Posted in Gay history
Tagged bisexual, Calgary Pride, Canadian Museum of History, Canadian War Museum, Fruit Machine, gay, Gay History Walk, Jean L'Heureux, lesbian, Ottawa, Pride, queer, transgender
The City of Calgary’s LGBTQ Legacy Committee recently formed: a group spearheaded by Ward 8 City Councillor Evan Woolley, with support from the Calgary Gay History Project. The Committee’s goal is to commemorate our city’s LGBTQ history with a significant and lasting monument. We are at the beginning of the process but look forward to engaging with everyone who is interested in helping to shape what our monument could be.
One of the initial questions for a monument is where? The Beltline and the inner city seem like an obvious choice, as it is where much of our community spaces were clustered in the 20th Century.
Doug Young personal papers, Glenbow Archives M-8397-1.
Gay activist Doug Young’s personal records are in the Glenbow Archives. His hand drawn map of the Beltline from the mid-80’s illustrates there were more queer spaces at that time, then we have today.
Some ideas for a monument location that we came up with:
Where would you like to see a memorial? Write to firstname.lastname@example.org – share your thoughts.
Posted in Gay history

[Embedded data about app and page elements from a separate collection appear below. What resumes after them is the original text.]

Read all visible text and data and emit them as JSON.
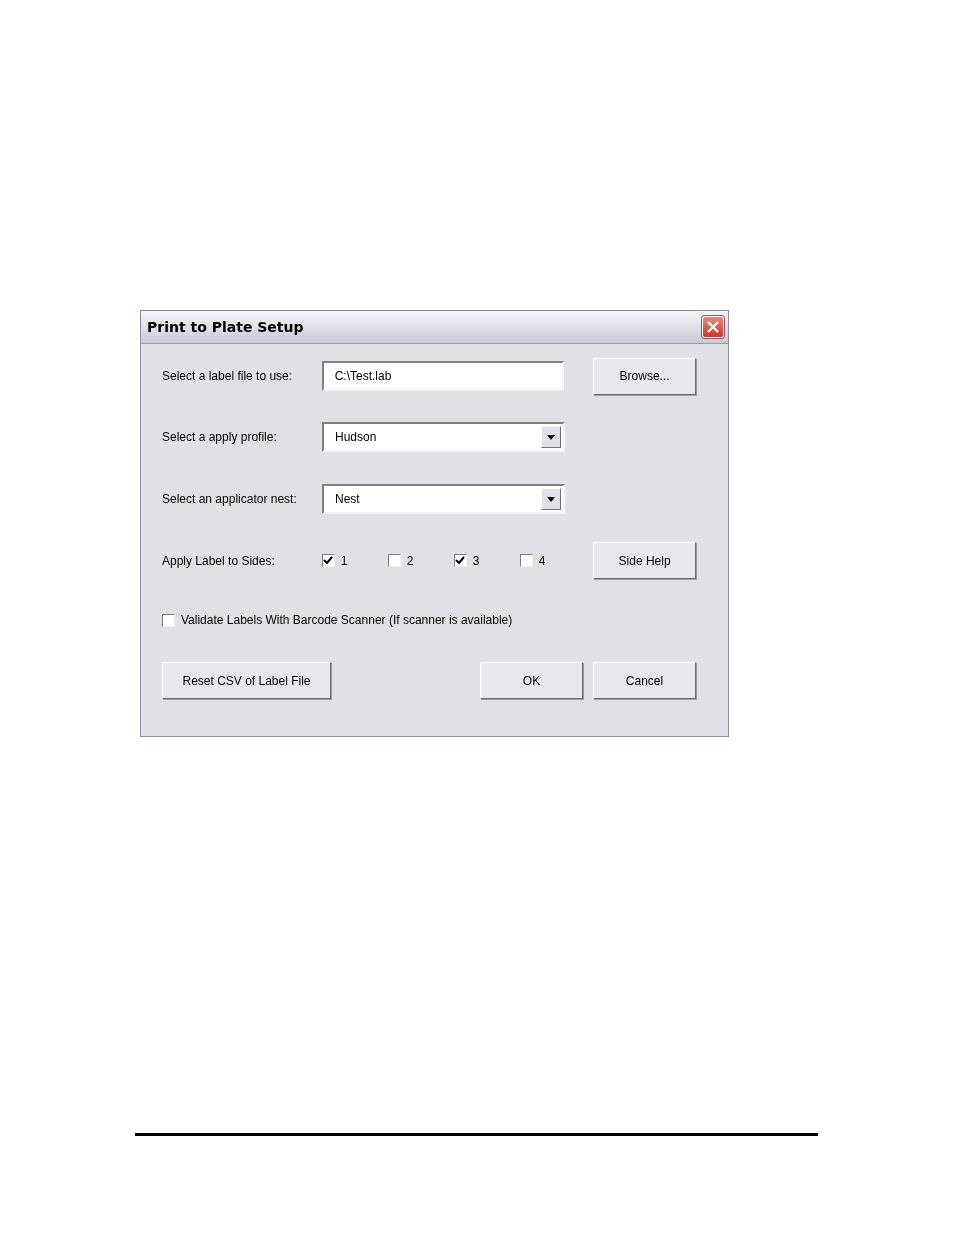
{
  "window": {
    "title": "Print to Plate Setup"
  },
  "fields": [
    {
      "kind": "text",
      "label": "Select a label file to use:",
      "value": "C:\\Test.lab"
    },
    {
      "kind": "dropdown",
      "label": "Select a apply profile:",
      "value": "Hudson"
    },
    {
      "kind": "dropdown",
      "label": "Select an applicator nest:",
      "value": "Nest"
    }
  ],
  "browse_button": "Browse...",
  "sides": {
    "label": "Apply Label to Sides:",
    "options": [
      {
        "label": "1",
        "checked": true
      },
      {
        "label": "2",
        "checked": false
      },
      {
        "label": "3",
        "checked": true
      },
      {
        "label": "4",
        "checked": false
      }
    ]
  },
  "side_help_button": "Side Help",
  "validate": {
    "label": "Validate Labels With Barcode Scanner (If scanner is available)",
    "checked": false
  },
  "buttons": [
    "Reset CSV of Label File",
    "OK",
    "Cancel"
  ]
}
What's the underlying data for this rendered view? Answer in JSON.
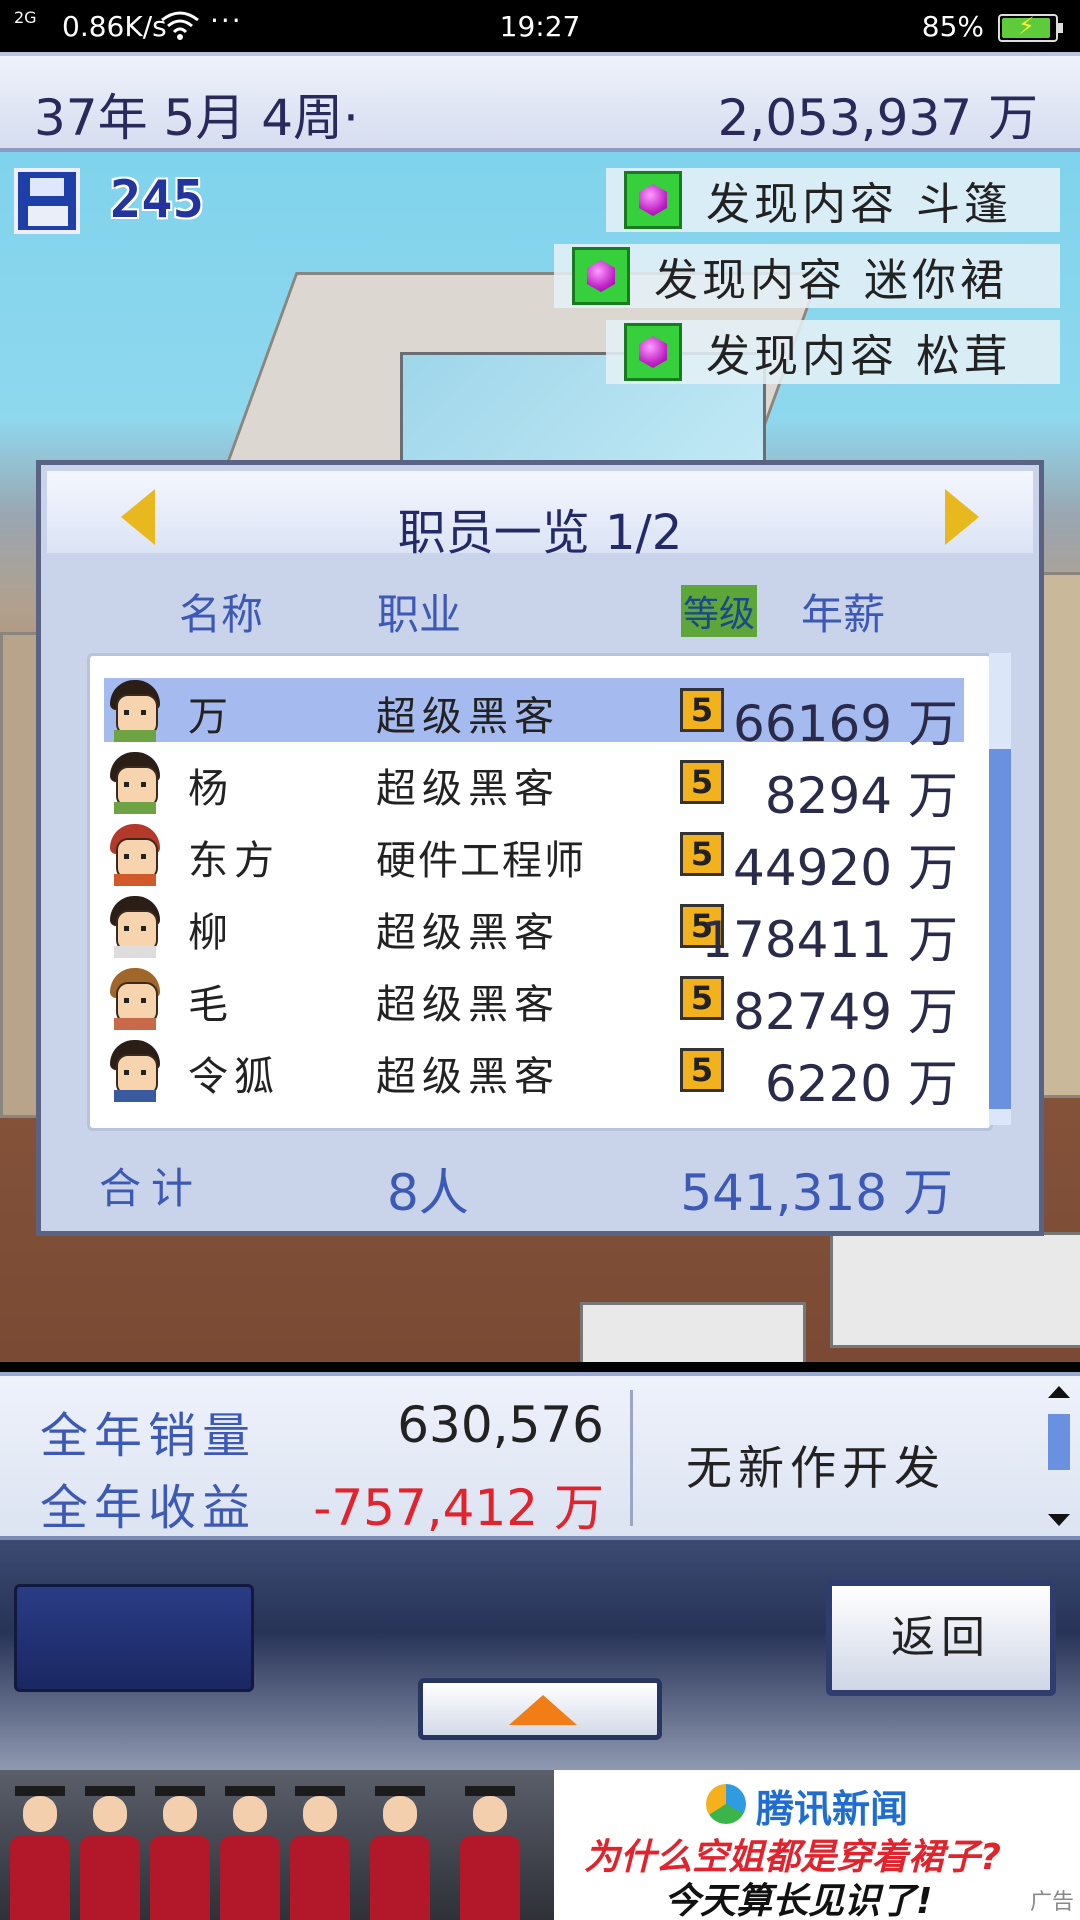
{
  "status_bar": {
    "signal": "2G",
    "net_speed": "0.86K/s",
    "more": "···",
    "time": "19:27",
    "battery": "85%",
    "battery_level": 0.85
  },
  "top_bar": {
    "date": "37年 5月 4周·",
    "funds": "2,053,937 万"
  },
  "hud": {
    "save_count": "245",
    "notifications": [
      {
        "text": "发现内容 斗篷"
      },
      {
        "text": "发现内容 迷你裙"
      },
      {
        "text": "发现内容 松茸"
      }
    ]
  },
  "staff_panel": {
    "title": "职员一览 1/2",
    "headers": {
      "name": "名称",
      "job": "职业",
      "level": "等级",
      "salary": "年薪"
    },
    "rows": [
      {
        "name": "万",
        "job": "超级黑客",
        "level": "5",
        "salary": "66169 万",
        "selected": true
      },
      {
        "name": "杨",
        "job": "超级黑客",
        "level": "5",
        "salary": "8294 万"
      },
      {
        "name": "东方",
        "job": "硬件工程师",
        "level": "5",
        "salary": "44920 万"
      },
      {
        "name": "柳",
        "job": "超级黑客",
        "level": "5",
        "salary": "178411 万"
      },
      {
        "name": "毛",
        "job": "超级黑客",
        "level": "5",
        "salary": "82749 万"
      },
      {
        "name": "令狐",
        "job": "超级黑客",
        "level": "5",
        "salary": "6220 万"
      }
    ],
    "total_label": "合计",
    "total_count": "8人",
    "total_salary": "541,318 万"
  },
  "year_info": {
    "sales_label": "全年销量",
    "sales_value": "630,576",
    "profit_label": "全年收益",
    "profit_value": "-757,412 万",
    "dev_status": "无新作开发",
    "colors": {
      "label": "#3d59b6",
      "negative": "#e0232c"
    }
  },
  "controls": {
    "back_label": "返回",
    "up_icon": "up-arrow-icon"
  },
  "ad": {
    "brand": "腾讯新闻",
    "headline1": "为什么空姐都是穿着裙子?",
    "headline2": "今天算长见识了!",
    "tag": "广告"
  }
}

Tagged Beltline, bisexual, Books N' Books, Club Carousel, Doug Young, Evan Woolley, gay, GIRC, Henry Berg, lesbian, LGBTQ Legacy Committee, Memorial Park, MoneyPennies, monument, Myrts, Off Centre, Old Y, PLC, Pride, queer, transgender, Twisted Element, Woman's Place Bookstore